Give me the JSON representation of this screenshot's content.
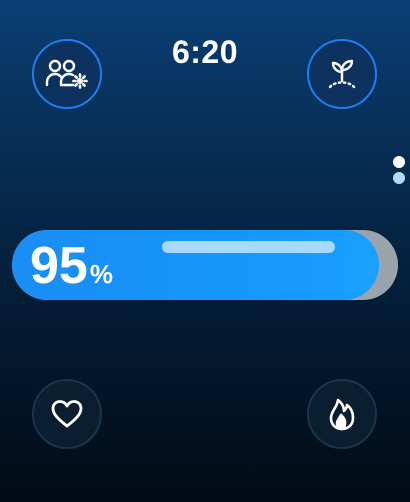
{
  "status": {
    "time": "6:20"
  },
  "buttons": {
    "top_left": {
      "icon": "group-settings-icon"
    },
    "top_right": {
      "icon": "sprout-icon"
    },
    "bottom_left": {
      "icon": "heart-icon"
    },
    "bottom_right": {
      "icon": "flame-icon"
    }
  },
  "level": {
    "value": "95",
    "unit": "%",
    "fill_fraction": 0.95
  },
  "pagination": {
    "pages": 2,
    "active_index": 0
  },
  "colors": {
    "accent": "#1a8ef5",
    "accent_border": "#1f7ff0",
    "background_top": "#0a3f74",
    "background_bottom": "#010b15"
  }
}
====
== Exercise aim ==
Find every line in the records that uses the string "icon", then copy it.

== Answer to the problem ==
      "icon": "group-settings-icon"
      "icon": "sprout-icon"
      "icon": "heart-icon"
      "icon": "flame-icon"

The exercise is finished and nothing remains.